So, Montana Story begins with two siblings, Cal and Erin, who have not spoken in seven years, coming back to their childhood home to help with their comatose father's affairs while he is on life support. We know from the outset that something major has happened tear these siblings apart because there is clearly unspoken resentment and anguish between the two. It is also very apparent from the outset that Cal and Erin had a close bond at some point in the past due to the ever present sense of grief they both have when around each other. One gets the sense that whatever happened was bad enough that they stopped talking, and that Erin was the one who said, "I'm out of here and never coming back!"
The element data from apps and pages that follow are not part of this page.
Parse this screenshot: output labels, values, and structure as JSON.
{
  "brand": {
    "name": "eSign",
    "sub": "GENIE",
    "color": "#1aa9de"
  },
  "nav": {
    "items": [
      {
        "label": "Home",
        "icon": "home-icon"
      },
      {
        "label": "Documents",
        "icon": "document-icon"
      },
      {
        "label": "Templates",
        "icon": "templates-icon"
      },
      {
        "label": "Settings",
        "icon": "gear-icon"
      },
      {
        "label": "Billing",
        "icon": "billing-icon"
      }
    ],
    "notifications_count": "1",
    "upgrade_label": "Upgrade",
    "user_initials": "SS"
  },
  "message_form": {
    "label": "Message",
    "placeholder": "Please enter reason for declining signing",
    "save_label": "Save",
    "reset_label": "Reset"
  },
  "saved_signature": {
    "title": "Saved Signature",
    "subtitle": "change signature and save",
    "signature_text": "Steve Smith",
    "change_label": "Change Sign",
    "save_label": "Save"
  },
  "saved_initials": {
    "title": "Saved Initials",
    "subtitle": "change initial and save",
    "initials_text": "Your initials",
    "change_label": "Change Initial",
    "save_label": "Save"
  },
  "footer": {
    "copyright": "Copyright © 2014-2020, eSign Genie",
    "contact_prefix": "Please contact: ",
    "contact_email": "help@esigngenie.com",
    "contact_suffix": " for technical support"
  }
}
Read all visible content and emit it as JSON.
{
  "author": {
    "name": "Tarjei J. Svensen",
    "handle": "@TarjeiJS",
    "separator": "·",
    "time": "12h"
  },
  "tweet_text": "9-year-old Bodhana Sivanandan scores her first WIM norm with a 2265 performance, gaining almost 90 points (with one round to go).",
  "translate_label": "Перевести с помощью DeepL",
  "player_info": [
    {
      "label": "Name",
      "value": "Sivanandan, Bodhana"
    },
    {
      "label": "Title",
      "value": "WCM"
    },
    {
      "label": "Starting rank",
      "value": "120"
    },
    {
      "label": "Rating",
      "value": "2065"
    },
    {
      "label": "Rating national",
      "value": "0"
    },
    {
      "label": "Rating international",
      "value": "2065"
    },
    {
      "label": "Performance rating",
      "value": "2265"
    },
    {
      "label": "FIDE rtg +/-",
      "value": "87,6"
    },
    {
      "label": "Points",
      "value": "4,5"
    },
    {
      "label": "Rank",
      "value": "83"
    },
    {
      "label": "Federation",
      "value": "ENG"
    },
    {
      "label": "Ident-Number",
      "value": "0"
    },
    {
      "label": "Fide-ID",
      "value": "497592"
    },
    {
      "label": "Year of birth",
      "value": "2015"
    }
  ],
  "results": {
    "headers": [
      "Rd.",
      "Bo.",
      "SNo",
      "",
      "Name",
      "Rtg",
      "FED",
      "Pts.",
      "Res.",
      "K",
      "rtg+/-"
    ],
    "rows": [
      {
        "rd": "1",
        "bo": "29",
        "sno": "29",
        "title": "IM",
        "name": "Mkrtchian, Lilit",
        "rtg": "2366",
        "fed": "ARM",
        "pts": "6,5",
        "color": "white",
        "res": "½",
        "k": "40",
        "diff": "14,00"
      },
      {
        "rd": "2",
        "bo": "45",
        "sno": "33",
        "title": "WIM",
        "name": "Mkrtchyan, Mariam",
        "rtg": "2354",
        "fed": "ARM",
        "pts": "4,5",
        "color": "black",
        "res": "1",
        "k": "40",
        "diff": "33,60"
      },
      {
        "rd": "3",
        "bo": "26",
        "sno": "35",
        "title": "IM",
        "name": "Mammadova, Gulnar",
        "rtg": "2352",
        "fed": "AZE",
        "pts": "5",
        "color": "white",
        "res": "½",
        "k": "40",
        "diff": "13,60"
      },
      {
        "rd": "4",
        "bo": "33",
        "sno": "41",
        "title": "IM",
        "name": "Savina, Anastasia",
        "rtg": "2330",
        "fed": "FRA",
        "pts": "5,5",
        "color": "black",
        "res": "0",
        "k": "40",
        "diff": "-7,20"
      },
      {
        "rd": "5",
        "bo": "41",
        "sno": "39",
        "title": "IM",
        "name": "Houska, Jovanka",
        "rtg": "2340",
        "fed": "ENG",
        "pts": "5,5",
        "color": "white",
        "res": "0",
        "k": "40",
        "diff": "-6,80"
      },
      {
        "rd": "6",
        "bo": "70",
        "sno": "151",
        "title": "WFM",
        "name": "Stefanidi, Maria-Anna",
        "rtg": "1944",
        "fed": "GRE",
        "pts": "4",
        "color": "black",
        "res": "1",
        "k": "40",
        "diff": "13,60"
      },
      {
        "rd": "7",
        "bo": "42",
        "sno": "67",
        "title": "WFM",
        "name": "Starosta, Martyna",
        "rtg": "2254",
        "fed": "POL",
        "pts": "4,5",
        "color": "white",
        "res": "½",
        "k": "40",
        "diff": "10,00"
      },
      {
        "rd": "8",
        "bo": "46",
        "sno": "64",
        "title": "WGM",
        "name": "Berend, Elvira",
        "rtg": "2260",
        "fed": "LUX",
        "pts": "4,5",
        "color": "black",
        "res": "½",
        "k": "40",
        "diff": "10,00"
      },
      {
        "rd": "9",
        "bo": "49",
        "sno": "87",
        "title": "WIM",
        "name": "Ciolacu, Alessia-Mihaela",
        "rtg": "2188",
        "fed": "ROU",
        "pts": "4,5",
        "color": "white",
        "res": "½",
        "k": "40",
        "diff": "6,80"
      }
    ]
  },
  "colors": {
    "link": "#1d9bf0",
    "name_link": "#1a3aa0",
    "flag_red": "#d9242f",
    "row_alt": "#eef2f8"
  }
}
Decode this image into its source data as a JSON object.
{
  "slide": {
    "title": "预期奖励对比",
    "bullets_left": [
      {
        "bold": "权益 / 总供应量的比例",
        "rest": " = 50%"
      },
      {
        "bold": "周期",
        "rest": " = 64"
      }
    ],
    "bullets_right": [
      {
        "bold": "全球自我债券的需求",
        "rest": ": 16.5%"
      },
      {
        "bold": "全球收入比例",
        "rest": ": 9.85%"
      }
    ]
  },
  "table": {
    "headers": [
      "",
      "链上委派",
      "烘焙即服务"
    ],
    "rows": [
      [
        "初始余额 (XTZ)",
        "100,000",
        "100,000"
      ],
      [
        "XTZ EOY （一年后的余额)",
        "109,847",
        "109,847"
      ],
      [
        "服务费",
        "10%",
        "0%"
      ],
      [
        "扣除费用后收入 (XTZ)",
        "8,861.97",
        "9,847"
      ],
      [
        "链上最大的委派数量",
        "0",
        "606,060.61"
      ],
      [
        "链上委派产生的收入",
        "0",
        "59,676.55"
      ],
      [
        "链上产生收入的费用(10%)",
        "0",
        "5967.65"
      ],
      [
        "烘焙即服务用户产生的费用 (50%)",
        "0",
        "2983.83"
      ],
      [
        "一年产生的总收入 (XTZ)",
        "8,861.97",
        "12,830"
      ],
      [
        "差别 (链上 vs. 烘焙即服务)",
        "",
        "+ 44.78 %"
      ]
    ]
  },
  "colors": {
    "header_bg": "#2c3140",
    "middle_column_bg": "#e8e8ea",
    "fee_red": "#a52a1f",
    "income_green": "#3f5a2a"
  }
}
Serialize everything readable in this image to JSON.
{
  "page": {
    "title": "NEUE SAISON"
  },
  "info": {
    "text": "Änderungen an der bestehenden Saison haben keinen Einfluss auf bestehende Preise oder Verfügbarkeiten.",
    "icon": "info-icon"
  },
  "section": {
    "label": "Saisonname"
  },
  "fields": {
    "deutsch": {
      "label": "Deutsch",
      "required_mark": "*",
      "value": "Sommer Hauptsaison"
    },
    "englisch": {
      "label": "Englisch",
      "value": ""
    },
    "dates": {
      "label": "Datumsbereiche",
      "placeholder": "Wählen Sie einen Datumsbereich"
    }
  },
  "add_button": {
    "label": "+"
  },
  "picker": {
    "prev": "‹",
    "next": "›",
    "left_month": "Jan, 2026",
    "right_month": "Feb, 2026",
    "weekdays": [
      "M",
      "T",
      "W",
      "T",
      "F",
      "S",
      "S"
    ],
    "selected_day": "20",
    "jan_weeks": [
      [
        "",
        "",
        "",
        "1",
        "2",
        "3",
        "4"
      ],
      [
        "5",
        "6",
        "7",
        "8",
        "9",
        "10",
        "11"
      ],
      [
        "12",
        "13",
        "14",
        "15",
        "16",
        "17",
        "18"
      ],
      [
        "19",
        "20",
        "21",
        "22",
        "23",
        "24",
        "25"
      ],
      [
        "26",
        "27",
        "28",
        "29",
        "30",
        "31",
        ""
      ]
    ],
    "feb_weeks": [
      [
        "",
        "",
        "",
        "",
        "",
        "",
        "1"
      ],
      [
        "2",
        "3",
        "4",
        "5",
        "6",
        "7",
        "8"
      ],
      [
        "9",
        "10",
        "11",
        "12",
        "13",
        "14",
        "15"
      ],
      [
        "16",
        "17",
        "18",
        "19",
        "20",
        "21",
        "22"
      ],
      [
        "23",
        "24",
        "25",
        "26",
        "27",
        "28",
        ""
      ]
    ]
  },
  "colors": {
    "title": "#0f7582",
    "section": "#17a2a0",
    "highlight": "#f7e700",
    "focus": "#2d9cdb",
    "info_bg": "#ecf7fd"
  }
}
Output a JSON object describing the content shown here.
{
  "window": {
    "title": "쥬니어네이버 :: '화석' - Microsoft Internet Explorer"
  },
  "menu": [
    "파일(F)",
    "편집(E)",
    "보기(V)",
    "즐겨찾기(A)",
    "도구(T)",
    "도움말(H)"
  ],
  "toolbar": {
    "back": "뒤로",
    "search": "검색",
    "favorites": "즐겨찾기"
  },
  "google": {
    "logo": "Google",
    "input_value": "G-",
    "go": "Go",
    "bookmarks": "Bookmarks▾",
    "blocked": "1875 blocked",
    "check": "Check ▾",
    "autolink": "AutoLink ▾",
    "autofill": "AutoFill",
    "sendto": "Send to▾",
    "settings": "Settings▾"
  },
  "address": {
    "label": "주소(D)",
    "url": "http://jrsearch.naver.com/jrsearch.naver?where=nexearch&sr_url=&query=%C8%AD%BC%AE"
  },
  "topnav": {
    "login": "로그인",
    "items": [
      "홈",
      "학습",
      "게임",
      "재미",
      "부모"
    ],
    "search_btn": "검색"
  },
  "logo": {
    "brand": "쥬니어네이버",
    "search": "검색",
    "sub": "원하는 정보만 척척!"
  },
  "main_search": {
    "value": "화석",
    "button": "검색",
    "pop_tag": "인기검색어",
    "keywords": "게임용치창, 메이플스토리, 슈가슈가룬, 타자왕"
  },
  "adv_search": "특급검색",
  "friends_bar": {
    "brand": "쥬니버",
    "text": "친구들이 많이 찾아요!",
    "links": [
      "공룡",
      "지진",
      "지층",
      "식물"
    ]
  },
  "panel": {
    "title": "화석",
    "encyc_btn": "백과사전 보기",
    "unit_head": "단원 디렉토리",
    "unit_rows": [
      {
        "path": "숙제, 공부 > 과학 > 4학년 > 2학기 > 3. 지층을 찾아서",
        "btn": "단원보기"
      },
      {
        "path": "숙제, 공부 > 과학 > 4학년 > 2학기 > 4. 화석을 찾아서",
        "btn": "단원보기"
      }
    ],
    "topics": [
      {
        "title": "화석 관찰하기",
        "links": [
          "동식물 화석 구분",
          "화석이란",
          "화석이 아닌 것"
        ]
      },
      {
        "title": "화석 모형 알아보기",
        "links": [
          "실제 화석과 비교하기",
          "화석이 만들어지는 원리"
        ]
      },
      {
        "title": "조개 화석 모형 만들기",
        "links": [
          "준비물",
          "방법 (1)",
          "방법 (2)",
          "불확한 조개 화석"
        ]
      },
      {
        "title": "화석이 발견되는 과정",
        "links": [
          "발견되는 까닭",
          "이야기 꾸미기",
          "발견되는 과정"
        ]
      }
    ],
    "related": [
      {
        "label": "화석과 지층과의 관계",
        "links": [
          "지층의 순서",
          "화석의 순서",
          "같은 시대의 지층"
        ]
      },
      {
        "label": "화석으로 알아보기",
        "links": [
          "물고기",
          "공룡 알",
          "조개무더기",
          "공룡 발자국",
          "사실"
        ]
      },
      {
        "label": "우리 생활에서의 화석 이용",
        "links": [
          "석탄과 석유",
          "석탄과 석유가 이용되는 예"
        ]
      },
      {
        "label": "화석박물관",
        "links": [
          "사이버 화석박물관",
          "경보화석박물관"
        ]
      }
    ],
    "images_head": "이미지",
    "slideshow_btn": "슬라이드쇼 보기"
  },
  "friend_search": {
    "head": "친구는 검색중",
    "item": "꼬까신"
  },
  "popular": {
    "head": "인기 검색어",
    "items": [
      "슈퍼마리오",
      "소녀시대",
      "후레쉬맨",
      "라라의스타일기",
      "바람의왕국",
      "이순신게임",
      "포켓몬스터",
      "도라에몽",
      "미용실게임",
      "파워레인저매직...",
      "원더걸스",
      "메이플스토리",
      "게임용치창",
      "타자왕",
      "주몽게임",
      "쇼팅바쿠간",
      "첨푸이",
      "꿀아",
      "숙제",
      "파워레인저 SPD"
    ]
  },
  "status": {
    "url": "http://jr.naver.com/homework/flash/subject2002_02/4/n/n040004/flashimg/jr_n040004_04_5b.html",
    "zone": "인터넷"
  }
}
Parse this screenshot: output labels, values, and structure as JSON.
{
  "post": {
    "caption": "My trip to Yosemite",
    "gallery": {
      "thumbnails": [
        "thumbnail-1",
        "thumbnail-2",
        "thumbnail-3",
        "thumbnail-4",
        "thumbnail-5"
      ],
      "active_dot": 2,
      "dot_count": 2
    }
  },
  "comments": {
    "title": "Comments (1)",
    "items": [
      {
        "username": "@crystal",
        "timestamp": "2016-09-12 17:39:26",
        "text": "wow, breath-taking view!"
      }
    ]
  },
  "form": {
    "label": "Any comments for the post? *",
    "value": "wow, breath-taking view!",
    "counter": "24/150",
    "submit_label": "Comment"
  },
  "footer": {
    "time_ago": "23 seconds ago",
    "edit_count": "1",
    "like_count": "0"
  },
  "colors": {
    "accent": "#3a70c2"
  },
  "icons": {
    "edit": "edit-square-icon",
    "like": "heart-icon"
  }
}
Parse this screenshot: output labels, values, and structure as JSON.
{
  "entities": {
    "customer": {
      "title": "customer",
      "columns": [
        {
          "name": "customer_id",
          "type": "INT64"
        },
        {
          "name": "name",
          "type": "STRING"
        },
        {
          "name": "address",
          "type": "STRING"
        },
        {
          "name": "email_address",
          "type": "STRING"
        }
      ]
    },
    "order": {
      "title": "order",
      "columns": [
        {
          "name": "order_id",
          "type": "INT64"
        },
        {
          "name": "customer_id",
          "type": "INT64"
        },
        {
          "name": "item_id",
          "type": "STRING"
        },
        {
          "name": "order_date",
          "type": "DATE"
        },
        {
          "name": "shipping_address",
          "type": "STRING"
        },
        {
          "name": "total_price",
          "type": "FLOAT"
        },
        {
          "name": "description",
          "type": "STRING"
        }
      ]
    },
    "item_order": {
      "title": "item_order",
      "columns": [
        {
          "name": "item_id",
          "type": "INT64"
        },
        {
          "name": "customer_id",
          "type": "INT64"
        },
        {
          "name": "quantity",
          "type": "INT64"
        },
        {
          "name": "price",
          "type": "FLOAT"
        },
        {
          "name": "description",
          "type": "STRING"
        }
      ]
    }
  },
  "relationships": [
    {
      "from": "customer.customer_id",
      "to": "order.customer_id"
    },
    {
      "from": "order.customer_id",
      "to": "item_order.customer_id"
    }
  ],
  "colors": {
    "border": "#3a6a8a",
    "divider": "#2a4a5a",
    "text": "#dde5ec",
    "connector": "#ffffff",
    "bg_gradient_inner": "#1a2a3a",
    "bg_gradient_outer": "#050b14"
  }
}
In the movie, the yearning on both sides for a connection is ever present, but more so from Cal. He is definitely a little brother looking for his big sister back. However, neither appears to know what to say to the other. Erin is cold and detached, and always seems like there is a yell or a bone-deep scream of rage and anguish coming. Cal looks like he is always two steps away from tears, weariness, and shame. Both are visibly in emotional pain and distress, and their father is the cause of it. The movie made me feel like I was witnessing the seven stages of grief; not necessarily for the father, but for each other and the lives they could have lived if they had stayed in community with one another.
The issues of blame, shame, family loyalty, and care are constant themes. Erin has the right to be angry, but does she have the right person to be angry at? Cal feels extreme guilt, shame, and cowardice, but for what? And, is it deserved?
Montana Story is not a long film but it does linger. It reflects many family stories about shared trauma, love, and grief. The young actors really played their parts well, and I genuinely felt the connection between Teague and Richardson as estranged siblings. The only problem I have with this film is that it has messed up my streaming algorithm!